• Records from a data source:

[Start of section]

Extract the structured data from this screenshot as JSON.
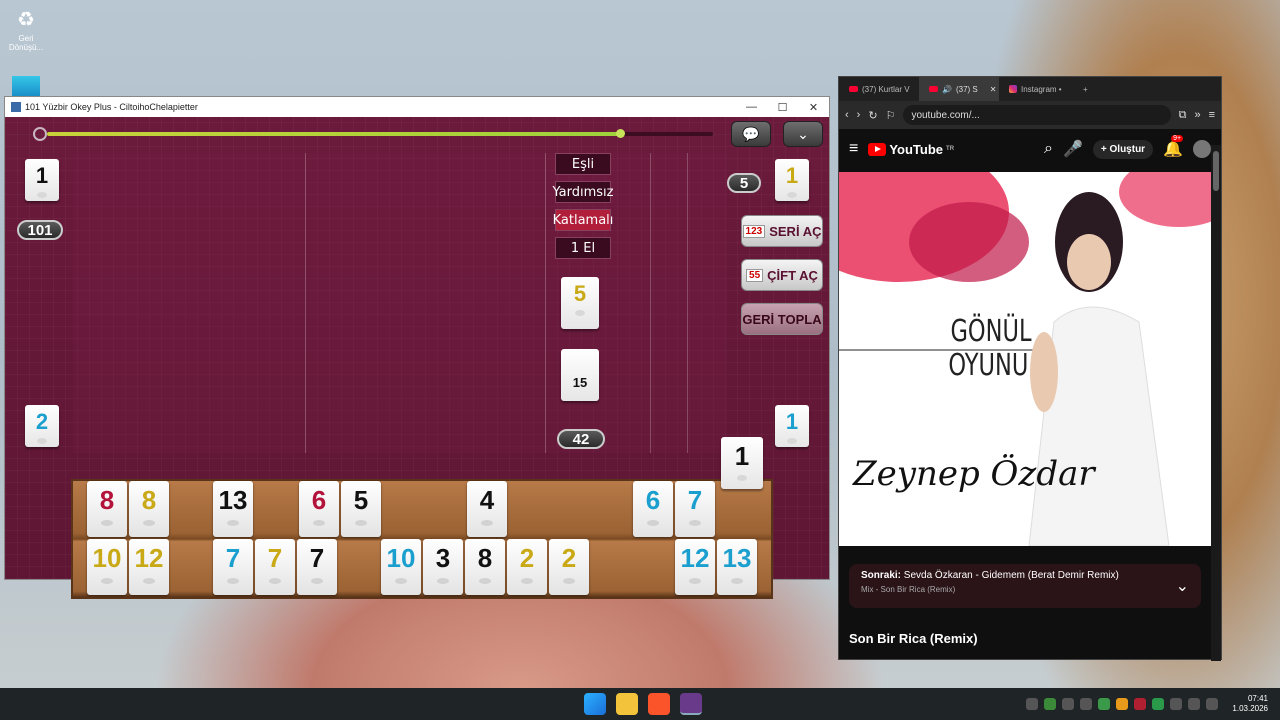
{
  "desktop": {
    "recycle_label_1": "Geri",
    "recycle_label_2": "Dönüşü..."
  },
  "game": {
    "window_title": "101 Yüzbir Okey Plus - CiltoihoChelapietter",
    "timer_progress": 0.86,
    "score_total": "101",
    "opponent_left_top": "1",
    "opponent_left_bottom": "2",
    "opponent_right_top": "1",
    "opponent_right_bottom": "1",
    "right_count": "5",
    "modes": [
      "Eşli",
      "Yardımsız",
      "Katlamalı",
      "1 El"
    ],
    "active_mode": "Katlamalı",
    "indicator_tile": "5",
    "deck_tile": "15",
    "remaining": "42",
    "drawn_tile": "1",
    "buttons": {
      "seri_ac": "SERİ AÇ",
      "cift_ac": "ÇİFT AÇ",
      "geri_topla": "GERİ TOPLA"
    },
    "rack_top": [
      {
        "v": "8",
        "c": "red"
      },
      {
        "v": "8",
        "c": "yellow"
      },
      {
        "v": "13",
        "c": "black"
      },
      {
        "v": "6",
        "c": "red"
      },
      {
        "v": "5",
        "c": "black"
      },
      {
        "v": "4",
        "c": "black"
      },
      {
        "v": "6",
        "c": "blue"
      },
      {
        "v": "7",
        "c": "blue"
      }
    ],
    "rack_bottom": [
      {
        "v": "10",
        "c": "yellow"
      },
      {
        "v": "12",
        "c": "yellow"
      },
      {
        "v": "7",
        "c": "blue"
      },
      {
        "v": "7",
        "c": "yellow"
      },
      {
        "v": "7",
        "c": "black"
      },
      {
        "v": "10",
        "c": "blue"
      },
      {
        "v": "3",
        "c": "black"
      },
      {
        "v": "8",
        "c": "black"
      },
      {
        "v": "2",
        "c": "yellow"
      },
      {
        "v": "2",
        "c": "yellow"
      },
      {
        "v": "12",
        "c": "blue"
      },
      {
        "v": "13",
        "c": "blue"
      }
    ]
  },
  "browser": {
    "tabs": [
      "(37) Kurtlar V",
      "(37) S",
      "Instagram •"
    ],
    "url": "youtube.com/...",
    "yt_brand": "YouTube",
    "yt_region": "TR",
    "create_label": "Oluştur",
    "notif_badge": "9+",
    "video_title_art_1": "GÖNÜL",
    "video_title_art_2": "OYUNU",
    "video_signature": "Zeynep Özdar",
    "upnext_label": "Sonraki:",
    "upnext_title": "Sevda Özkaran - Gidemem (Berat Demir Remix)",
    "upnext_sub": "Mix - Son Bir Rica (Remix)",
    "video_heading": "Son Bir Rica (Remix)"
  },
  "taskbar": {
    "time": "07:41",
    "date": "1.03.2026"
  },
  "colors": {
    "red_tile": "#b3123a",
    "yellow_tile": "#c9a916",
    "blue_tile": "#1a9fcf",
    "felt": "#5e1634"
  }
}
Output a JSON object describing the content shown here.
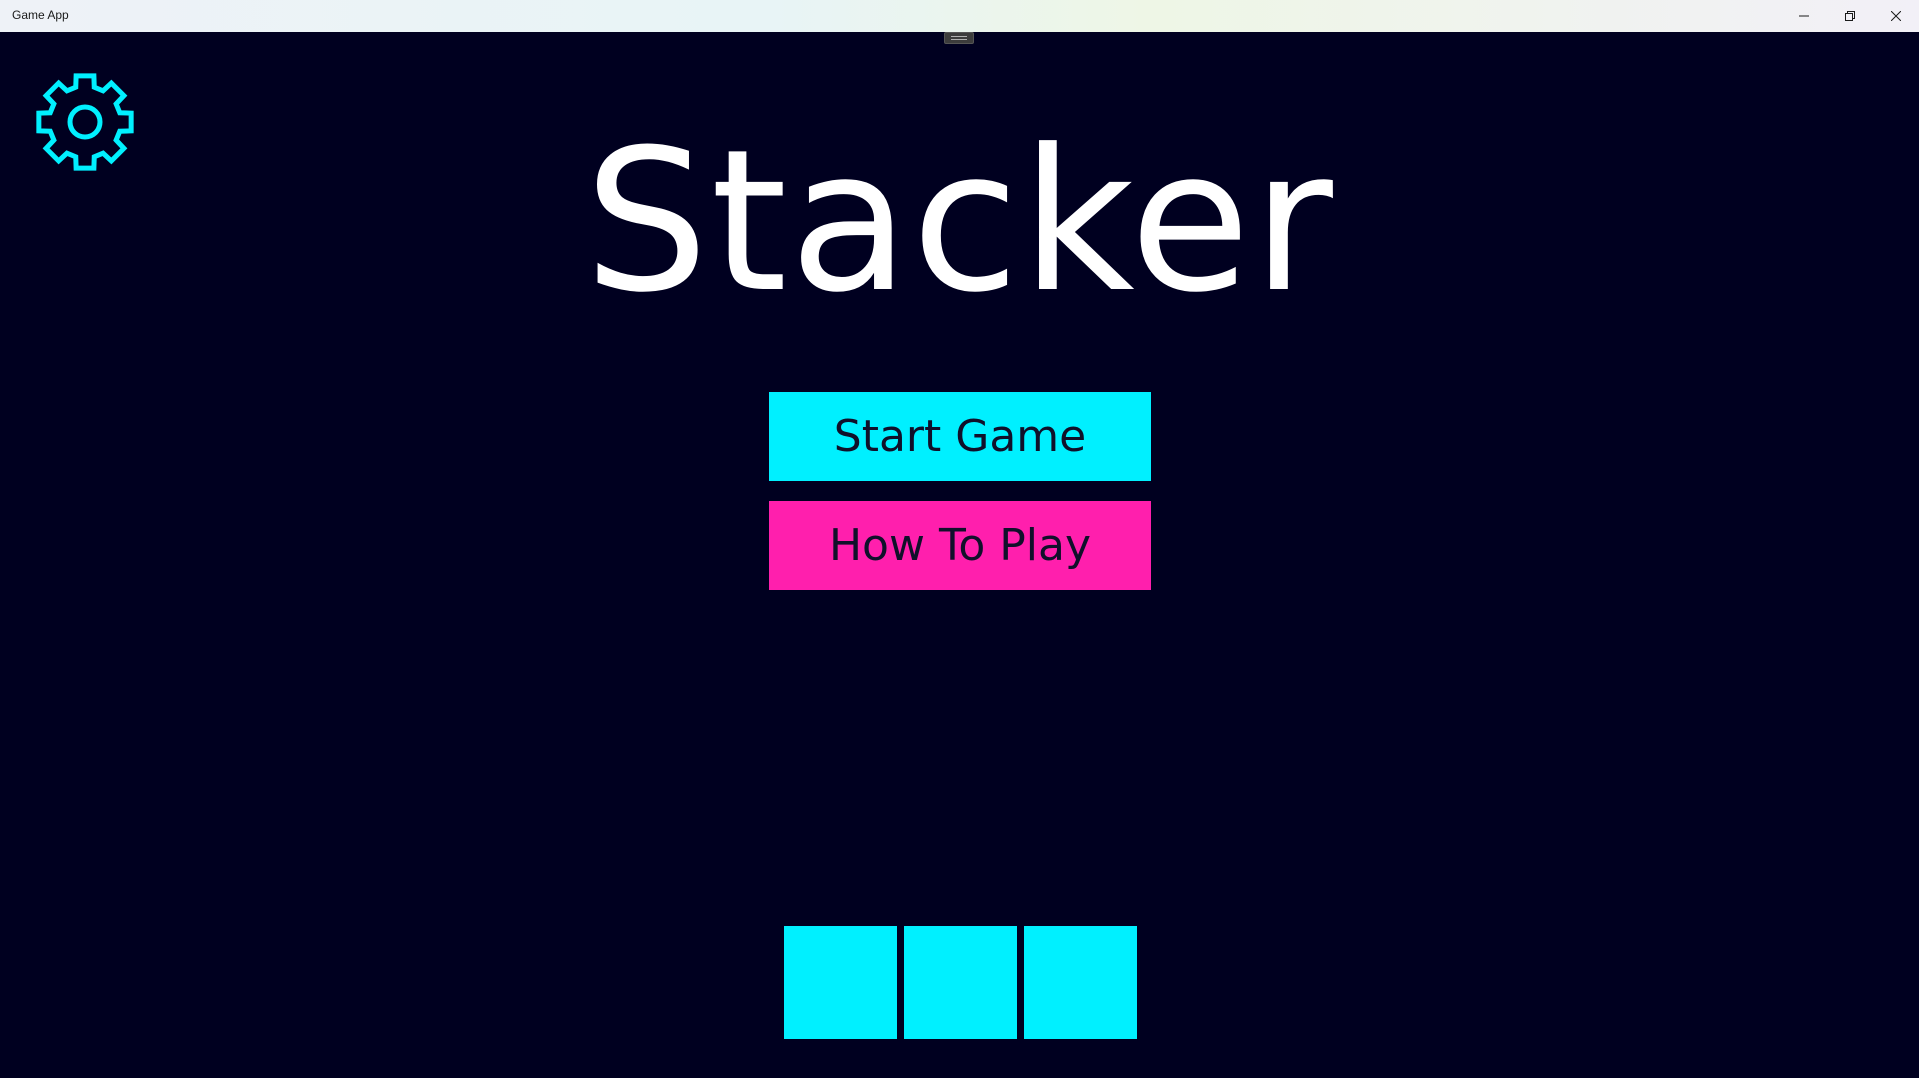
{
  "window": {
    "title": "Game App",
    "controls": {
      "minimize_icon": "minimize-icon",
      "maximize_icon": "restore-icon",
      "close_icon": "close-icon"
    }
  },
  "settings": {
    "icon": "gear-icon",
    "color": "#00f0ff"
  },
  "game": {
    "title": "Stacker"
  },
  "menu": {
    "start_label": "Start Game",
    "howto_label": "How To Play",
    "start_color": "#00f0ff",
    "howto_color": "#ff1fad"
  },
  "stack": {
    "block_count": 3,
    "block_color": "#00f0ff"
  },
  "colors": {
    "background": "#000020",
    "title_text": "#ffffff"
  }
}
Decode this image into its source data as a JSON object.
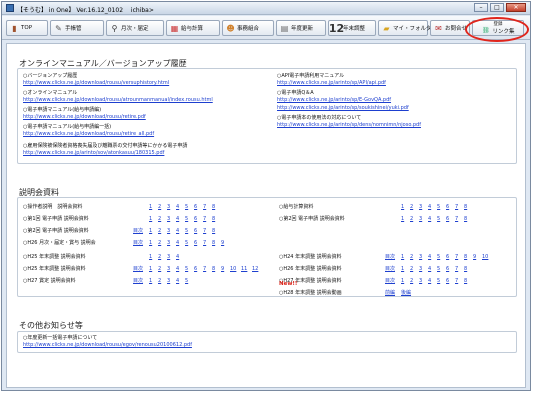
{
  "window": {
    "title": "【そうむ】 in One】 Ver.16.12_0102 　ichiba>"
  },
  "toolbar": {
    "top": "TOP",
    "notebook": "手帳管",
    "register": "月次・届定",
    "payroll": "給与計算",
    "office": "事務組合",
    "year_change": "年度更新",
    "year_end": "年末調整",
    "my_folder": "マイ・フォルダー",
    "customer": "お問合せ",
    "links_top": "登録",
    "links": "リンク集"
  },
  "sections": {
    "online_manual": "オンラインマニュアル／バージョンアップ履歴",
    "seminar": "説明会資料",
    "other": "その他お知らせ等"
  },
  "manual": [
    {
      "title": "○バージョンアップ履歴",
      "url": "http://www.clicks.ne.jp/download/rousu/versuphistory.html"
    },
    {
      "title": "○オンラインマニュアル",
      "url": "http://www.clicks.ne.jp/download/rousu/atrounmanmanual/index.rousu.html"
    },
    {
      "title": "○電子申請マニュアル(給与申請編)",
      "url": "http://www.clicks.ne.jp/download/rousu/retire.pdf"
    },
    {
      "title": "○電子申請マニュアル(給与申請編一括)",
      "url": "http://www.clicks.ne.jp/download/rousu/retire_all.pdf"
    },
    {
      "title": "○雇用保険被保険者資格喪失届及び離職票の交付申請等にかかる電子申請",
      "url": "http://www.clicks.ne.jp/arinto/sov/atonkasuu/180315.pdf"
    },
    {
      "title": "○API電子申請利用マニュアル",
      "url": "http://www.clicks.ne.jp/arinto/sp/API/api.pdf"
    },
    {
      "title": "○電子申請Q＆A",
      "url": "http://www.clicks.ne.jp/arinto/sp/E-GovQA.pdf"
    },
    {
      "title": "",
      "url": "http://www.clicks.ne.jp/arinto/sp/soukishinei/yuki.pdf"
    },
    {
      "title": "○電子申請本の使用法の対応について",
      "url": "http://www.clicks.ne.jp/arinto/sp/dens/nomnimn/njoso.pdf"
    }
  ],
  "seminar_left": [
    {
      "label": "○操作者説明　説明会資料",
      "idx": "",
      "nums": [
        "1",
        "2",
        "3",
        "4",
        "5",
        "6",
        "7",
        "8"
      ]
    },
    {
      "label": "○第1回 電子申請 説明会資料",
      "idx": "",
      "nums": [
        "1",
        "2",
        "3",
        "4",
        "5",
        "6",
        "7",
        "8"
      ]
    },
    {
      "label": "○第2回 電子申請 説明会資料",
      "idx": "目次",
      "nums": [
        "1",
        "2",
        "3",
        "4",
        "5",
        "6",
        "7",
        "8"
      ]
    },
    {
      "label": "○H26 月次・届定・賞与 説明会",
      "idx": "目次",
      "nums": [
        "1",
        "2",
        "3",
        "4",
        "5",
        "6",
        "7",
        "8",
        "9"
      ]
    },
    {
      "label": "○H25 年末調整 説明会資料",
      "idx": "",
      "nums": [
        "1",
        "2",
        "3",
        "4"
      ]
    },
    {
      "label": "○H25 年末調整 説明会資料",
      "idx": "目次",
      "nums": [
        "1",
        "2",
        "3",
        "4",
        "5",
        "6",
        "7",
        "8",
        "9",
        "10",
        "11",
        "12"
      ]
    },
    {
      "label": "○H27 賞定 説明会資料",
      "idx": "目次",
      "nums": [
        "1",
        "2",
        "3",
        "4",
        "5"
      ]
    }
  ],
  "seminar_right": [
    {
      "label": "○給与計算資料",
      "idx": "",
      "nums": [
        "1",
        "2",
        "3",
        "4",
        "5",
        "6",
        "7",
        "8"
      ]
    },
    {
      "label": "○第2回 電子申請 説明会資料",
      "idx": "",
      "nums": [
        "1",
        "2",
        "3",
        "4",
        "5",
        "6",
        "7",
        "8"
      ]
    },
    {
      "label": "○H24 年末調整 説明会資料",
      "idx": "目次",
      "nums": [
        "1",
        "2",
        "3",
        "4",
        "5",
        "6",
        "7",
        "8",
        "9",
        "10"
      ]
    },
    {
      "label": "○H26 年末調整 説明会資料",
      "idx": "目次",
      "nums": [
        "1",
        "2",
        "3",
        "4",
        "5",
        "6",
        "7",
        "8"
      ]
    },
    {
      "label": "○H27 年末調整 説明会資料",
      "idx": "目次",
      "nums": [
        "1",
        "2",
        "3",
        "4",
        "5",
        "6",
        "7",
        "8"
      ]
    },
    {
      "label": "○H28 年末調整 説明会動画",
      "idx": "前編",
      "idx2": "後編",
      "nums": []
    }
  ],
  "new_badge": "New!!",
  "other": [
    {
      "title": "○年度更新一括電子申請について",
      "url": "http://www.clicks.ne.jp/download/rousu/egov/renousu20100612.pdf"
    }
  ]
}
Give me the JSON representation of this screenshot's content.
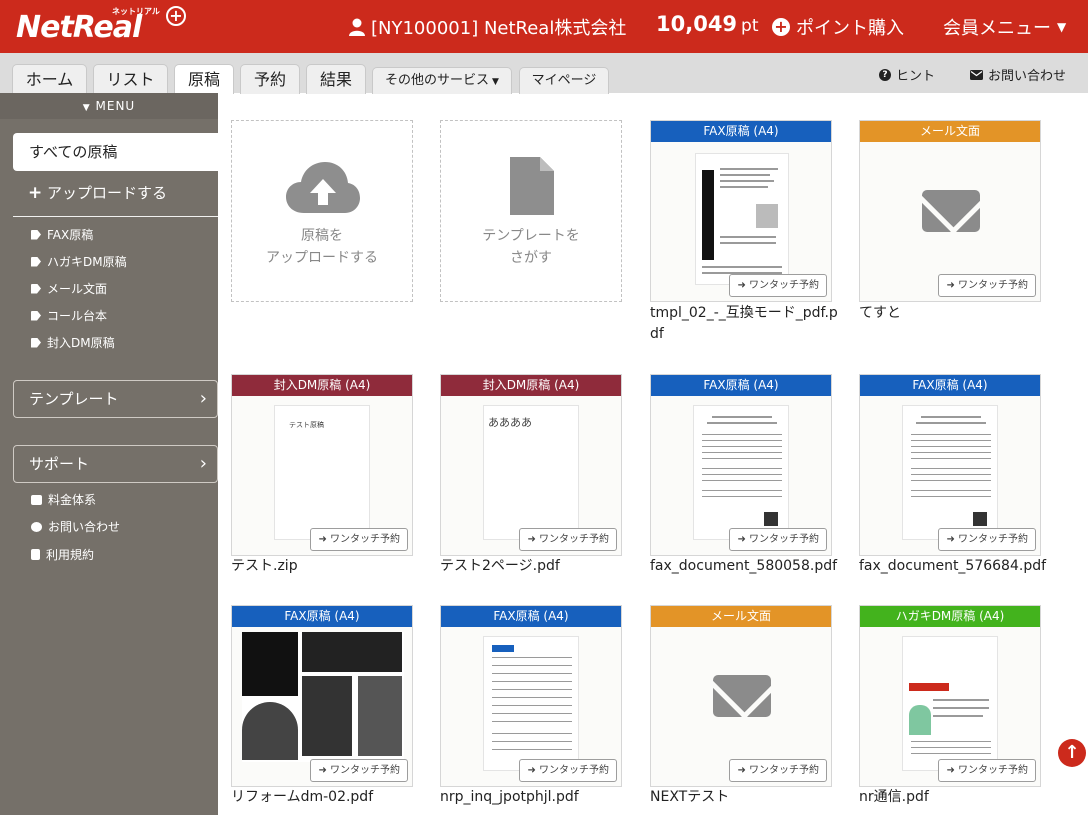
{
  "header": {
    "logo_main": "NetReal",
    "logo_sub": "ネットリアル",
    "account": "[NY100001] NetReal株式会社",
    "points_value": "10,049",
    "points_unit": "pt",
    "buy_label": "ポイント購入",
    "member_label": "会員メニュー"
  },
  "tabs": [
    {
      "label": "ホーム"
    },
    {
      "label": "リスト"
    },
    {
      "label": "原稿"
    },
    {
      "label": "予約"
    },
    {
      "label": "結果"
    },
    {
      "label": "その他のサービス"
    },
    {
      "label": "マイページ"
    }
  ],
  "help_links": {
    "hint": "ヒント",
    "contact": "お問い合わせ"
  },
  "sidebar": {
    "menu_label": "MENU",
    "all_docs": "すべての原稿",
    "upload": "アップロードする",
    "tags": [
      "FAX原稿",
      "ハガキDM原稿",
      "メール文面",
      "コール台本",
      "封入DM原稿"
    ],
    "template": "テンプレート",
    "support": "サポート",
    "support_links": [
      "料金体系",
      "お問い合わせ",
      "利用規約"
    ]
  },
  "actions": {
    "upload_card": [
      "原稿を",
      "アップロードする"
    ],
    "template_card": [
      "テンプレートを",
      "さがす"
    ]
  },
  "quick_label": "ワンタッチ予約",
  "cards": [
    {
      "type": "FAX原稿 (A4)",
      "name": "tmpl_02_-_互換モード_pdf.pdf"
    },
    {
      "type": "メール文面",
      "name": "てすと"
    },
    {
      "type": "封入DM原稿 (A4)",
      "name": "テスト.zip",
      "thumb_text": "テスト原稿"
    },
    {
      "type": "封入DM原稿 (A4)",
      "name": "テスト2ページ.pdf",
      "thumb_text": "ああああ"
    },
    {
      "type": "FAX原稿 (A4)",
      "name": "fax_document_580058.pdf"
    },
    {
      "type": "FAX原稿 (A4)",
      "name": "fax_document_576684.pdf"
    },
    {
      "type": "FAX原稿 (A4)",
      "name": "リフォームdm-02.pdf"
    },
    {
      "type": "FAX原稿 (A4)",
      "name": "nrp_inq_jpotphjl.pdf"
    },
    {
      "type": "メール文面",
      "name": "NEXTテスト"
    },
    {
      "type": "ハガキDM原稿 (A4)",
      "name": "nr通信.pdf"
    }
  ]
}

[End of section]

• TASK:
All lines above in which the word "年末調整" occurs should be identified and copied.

• ANSWER TO THE EXERCISE:
    "year_end": "年末調整",
      "label": "○H25 年末調整 説明会資料",
      "label": "○H25 年末調整 説明会資料",
      "label": "○H24 年末調整 説明会資料",
      "label": "○H26 年末調整 説明会資料",
      "label": "○H27 年末調整 説明会資料",
      "label": "○H28 年末調整 説明会動画",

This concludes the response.